As has been demonstrated this system is very different from Athenian and Roman chattel slavery, but to what extent was the Spartan system unique? The limited information that we have of the poleis (city states) that constituted the Ancient Greek world indicate that there may have indeed been several similarities; the servile populations called the penestai of Thessaly and the klarotai of Crete seem similar to Spartan helots and even clearer parallels can be seen outside of Greece. Enslaving a whole populace, as the Spartans did with the helots, appears to be paralleled in other areas; the penestai of Thessaly were established this way, the Byzantines (citizens of Byzantium - modern Istanbul) enslaved the local Bithynians in the same way, and it appears that the Carians of Asia Minor (modern western Turkey) acted in a similar fashion; enslaving a whole local populace. However these relationships were not always contentious, indeed it appears that the Mariandynians placed themselves under the control of the control of the citizens of Herakleia Pontika (modern north-western Turkey, close to the Black Sea coast) as they felt it was in their own interest. What set Sparta apart was her ability to maintain her system of servile exploitation; all the other similar institutions had fallen apart during the classical period due to economic and social pressures. Because of the nature of helot enslavement and the fact that they were indeed Greeks, other Greeks often felt sorry for their plight and much discussion of this can be found in ancient literature.
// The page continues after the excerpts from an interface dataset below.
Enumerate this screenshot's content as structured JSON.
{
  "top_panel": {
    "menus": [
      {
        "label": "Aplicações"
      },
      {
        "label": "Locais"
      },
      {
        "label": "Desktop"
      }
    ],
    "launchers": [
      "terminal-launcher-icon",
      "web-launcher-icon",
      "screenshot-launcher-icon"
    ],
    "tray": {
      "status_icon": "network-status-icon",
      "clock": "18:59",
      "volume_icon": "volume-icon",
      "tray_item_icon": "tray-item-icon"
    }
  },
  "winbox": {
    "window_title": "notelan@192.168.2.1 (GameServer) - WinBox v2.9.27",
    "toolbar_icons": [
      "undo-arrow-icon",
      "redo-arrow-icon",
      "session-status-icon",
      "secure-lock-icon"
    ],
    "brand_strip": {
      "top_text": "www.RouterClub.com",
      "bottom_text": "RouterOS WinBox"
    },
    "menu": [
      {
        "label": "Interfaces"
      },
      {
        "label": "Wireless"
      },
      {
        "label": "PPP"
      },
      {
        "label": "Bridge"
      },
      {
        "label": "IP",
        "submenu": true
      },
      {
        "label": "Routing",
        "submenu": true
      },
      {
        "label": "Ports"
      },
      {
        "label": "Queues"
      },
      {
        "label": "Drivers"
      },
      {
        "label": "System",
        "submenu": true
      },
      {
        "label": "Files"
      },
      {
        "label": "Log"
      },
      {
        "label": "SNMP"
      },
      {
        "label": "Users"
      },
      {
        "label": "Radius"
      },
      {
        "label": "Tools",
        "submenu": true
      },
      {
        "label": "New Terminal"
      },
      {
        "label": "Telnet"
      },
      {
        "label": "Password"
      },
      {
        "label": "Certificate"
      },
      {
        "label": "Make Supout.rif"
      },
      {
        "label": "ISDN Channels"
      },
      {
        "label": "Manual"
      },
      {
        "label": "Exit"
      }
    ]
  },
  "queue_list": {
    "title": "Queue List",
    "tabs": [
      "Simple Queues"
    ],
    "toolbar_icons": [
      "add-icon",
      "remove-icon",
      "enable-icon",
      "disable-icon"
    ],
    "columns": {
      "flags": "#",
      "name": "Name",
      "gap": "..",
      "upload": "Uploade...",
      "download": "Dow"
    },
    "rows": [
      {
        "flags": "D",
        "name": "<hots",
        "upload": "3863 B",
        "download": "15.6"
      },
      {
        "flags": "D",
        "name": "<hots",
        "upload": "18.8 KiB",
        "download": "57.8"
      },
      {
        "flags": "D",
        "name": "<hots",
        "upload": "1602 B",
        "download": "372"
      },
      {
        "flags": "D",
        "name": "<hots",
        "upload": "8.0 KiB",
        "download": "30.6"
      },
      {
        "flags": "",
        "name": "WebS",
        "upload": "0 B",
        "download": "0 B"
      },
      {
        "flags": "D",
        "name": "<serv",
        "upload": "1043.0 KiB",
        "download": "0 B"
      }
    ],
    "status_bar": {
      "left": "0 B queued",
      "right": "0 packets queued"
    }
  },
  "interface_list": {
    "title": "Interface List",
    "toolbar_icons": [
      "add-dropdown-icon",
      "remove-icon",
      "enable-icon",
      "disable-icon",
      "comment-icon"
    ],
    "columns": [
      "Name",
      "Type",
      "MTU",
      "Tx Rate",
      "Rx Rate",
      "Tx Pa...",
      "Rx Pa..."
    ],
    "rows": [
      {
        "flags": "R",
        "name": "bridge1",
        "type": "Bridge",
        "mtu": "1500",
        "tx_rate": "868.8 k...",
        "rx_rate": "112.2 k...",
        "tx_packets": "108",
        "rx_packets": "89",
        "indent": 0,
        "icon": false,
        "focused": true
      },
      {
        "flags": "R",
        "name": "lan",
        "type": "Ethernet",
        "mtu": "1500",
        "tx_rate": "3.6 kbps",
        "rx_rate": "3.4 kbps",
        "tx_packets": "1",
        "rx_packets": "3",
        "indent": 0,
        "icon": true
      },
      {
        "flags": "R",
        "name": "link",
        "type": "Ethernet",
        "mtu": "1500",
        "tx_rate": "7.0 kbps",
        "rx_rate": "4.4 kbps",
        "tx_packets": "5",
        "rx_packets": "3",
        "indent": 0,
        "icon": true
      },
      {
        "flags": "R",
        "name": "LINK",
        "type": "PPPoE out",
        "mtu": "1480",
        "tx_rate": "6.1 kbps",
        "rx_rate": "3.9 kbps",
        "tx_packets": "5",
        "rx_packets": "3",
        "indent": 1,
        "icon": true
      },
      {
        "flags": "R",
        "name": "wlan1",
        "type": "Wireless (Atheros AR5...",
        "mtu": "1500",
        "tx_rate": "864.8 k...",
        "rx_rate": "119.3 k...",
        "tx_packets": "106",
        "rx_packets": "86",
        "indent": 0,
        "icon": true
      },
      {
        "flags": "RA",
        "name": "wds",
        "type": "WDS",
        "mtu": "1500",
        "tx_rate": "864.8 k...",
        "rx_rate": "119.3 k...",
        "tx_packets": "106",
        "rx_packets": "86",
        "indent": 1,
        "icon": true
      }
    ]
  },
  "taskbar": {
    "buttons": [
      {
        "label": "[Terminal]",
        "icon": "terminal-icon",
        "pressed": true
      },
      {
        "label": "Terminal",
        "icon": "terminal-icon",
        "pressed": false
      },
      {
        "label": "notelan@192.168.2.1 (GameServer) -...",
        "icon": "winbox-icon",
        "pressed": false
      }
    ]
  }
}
This article aimed to provide the explanation and representation that the Spartan social system is not afforded in popular media. The nuanced and complex system that supported Sparta and thusly her military success can only be touched on briefly in a piece of this length and perhaps the actuality of Sparta deserves more exposure than has been previously made available.